1. moving forward 2. on the same page 3. touching base 4. outside the box 5. reaching out
I’m so happy to hear this! People are getting fed up with these kind of phrases. Top bosses use them and they filter down into ordinary conversation. It’s a disease if you ask me. I have used number 2 and number 4 a little bit and they are probably the least worst.
To be fair, it is hard to get the right balance in our communication. We want to be novel but not too novel that we can’t be understood. A lot of these ‘hated’ phrases at least allow a clear message or sometimes even a safe message for sensitive topics. The old classic; ‘it is what it is’, helps us convey that there is no choice and we have to accept a difficult situation and also that we may not want to talk too much about it.
My pet hate is job advertisements. They say the worst things in the nicest possible way:

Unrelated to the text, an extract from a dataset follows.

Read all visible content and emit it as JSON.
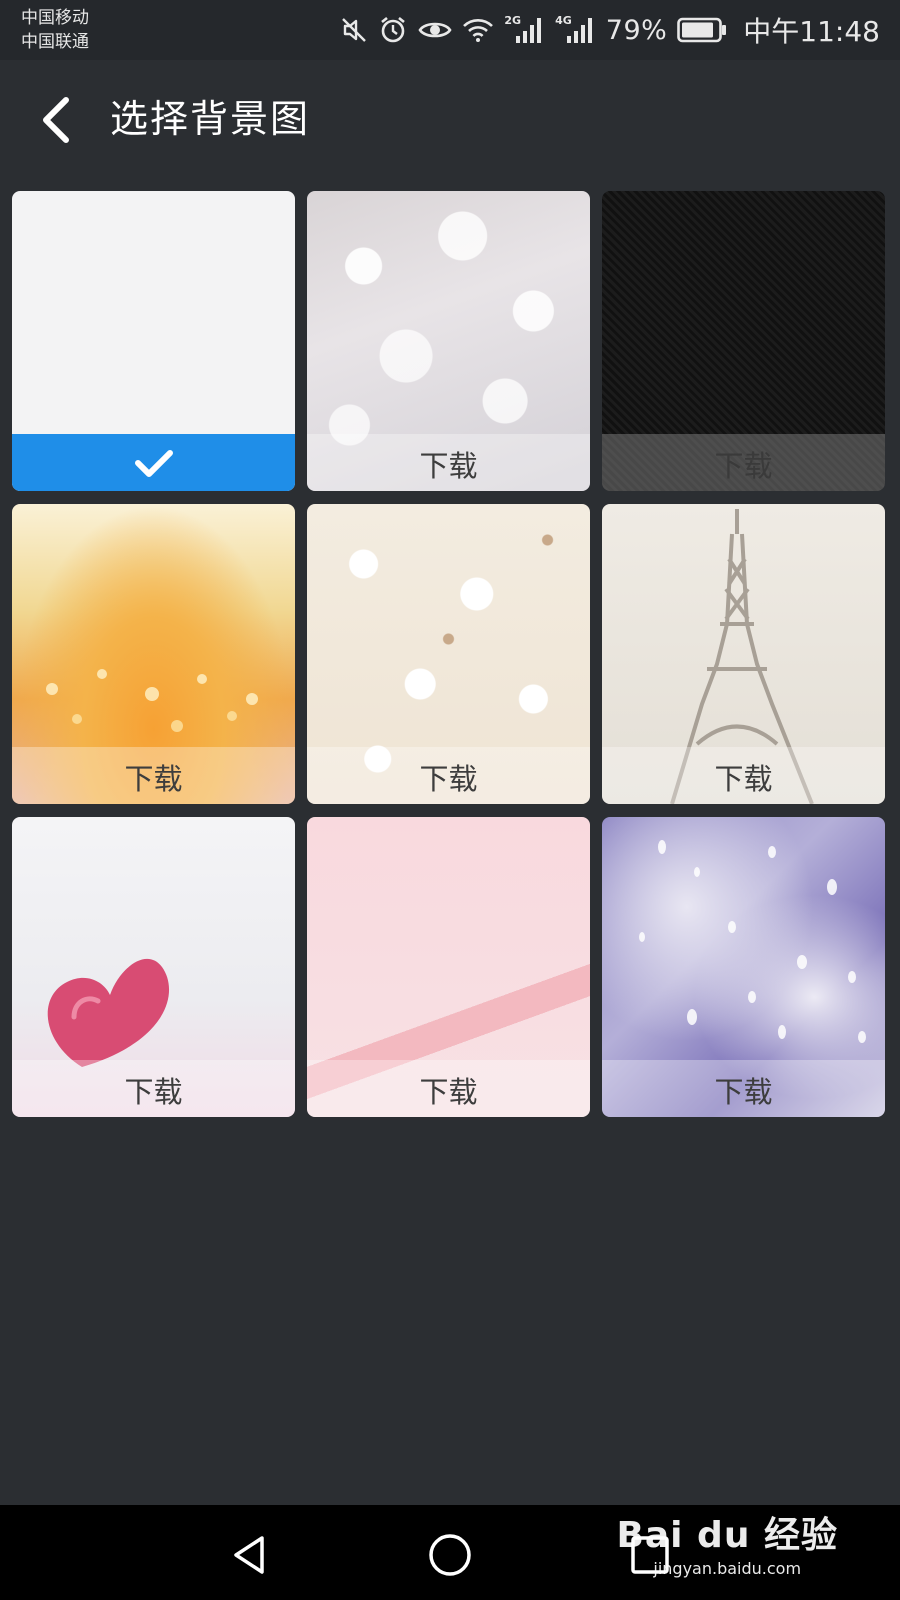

Cliché 8: We need a person with the ability to multitask. Translation: You will be doing three people’s jobs… but we’ll just pay you for the one.
Cliché 17: The job is suited to a fast learner. Translation: We don’t have the budget to train new staff.
Cliché 28: The right candidate will be professional. Translation: Get the job done quietly, without causing trouble, whilst wearing a suit.
Cliché 36: We are a fast-growing company. Translation: There are currently just two of us. How about in your language? Does ‘corporate speak’ infiltrate conversation and if so, how do people feel about it? What phrases do you think sound cliched? Do you have any pet hates when it comes to languages and communication?